Thursday, June 12, 2008

Intergenerational School brings Older Volunteers into Schools

NPR ran a great story this morning about a school in Cleveland that brings young and old together through volunteerism. The Intergenerational School buses in folks in their 80s and 90s to read to children and talk about their life experiences. Some of the volunteers have Alzheimer's or dementia, but this hasn't proved to be an impediment to their work. In fact Dr. Peter Whitehouse, the founder of the school, believes that volunteering has numerous health benefits to Alzheimer's patients. Whitehouse has been working with Daniel George to study the effects of volunteerism:

Whitehouse and George say they see a change in volunteers such as 91-year-old Hardesty. She doesn't use the words Alzheimer's or dementia. Instead, she talks about her "problem." She says that when it developed late last year, it hit her hard.
"I thought I might as well quit," Hardesty says. "I was really down in the dumps about the whole thing. There was a time that I hated to go down to dinner because I just couldn't talk to people. It was awful." For a while she stopped going to the dining hall.
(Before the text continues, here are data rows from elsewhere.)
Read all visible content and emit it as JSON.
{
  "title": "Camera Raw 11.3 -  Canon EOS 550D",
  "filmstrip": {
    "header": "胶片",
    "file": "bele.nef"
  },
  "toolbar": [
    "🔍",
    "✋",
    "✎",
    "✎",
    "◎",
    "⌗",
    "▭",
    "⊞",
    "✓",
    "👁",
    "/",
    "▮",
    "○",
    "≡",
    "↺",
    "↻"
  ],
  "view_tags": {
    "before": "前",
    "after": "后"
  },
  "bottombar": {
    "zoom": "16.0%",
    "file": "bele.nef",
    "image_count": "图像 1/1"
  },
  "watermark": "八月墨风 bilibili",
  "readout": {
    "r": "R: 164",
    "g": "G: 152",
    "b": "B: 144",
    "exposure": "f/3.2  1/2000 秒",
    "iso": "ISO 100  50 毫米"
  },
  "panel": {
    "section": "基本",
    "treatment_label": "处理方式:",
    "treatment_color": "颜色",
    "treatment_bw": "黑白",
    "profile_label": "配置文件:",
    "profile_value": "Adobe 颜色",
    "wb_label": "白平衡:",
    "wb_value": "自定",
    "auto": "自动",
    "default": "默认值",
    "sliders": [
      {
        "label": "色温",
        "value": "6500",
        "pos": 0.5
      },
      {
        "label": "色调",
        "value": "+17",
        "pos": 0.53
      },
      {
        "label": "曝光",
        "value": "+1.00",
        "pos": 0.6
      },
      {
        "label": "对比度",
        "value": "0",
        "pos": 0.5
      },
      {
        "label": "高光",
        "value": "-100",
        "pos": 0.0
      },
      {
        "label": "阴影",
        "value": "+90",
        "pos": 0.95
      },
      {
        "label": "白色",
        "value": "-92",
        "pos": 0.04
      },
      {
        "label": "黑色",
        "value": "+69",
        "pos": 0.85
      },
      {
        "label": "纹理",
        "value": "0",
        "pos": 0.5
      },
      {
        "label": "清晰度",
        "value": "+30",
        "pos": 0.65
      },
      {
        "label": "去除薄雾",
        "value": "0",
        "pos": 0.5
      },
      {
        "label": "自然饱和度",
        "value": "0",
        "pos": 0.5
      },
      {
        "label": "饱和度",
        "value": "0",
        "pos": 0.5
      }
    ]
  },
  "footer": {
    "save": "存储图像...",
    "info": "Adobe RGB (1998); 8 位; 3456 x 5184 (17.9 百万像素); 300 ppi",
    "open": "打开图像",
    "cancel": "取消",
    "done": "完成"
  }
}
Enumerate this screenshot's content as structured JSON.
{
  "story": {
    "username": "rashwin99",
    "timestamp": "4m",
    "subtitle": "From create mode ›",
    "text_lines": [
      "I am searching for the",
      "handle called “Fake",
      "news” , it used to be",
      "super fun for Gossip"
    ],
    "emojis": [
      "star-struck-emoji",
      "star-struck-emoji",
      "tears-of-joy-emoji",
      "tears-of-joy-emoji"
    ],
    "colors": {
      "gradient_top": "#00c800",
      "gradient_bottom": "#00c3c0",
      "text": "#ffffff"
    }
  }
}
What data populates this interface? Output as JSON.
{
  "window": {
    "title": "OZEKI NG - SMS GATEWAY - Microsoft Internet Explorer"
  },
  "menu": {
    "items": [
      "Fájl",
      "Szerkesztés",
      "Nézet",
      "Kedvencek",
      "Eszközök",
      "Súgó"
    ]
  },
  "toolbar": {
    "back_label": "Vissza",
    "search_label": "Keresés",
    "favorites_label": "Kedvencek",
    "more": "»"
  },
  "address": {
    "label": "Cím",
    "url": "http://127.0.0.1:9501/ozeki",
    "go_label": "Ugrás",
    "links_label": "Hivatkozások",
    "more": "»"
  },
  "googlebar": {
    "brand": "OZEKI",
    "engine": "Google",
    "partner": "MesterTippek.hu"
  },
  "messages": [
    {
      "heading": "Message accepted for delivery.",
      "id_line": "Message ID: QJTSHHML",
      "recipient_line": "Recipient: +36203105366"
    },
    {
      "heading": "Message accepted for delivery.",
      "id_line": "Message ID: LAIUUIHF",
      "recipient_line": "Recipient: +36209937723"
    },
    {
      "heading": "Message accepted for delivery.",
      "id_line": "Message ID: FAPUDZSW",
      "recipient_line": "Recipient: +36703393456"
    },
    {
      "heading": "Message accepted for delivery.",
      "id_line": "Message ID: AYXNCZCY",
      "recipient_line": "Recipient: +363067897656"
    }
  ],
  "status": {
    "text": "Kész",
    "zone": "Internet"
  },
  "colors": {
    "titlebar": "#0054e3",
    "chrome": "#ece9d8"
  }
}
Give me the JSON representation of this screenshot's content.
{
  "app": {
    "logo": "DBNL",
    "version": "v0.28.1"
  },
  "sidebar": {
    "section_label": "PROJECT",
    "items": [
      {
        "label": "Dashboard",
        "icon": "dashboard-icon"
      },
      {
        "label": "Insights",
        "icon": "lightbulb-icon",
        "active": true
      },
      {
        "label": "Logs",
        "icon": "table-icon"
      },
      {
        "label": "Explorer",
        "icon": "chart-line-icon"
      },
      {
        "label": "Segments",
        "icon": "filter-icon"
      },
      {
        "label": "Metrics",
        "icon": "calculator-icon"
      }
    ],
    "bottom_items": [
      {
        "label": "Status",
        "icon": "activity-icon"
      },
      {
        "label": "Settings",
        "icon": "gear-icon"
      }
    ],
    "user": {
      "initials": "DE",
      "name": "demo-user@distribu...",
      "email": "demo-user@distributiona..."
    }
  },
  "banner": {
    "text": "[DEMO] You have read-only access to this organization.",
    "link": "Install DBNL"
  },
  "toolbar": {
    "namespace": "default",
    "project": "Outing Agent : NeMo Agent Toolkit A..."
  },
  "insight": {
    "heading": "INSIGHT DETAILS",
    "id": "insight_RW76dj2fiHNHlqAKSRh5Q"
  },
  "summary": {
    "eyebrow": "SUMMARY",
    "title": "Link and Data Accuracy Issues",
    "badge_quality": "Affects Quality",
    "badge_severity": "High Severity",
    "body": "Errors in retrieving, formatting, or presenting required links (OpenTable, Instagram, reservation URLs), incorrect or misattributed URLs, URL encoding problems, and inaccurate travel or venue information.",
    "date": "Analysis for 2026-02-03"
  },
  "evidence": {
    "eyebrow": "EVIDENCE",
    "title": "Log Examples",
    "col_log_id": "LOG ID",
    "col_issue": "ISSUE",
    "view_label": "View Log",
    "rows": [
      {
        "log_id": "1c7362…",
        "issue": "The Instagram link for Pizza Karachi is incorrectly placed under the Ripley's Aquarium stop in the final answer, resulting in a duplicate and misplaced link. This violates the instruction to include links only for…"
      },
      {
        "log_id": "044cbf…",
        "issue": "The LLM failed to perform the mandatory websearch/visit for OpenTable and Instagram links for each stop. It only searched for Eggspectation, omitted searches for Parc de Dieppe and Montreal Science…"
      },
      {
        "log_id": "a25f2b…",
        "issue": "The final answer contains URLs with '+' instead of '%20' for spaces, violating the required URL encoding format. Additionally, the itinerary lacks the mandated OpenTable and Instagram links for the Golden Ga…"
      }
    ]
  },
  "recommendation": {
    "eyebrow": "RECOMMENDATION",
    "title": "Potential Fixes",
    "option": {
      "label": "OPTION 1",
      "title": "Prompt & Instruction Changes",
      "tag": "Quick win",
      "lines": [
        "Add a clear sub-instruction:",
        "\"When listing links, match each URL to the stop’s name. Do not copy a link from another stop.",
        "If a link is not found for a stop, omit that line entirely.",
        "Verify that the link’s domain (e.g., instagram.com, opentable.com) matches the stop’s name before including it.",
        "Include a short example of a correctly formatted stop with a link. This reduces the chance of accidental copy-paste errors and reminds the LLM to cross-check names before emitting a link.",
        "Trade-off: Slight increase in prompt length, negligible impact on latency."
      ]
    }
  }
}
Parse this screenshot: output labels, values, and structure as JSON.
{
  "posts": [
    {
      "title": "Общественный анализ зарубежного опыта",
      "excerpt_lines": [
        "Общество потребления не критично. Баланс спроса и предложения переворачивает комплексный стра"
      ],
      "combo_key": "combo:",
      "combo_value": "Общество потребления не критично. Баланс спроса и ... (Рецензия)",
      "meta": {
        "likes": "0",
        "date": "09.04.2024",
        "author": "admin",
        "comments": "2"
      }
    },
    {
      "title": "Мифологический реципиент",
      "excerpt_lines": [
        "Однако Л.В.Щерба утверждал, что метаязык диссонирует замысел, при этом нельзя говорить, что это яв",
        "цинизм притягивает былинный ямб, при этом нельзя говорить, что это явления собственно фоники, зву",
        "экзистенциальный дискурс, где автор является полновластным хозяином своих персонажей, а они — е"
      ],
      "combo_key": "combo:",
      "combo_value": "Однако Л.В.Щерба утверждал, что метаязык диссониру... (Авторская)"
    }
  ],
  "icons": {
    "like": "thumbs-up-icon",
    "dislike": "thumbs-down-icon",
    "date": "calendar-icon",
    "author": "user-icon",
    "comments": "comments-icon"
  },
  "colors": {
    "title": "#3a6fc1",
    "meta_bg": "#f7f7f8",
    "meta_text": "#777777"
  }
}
Two things lifted her from that despair: a support group for people dealing with memory loss and her volunteer work at the Cleveland school.
"The kids, you know, we always find a lot of things to laugh about," says Hardesty. "Just having kids around has always been very good for me, so it was good thing."

If you have a few moments the story is worth a listen!

No comments: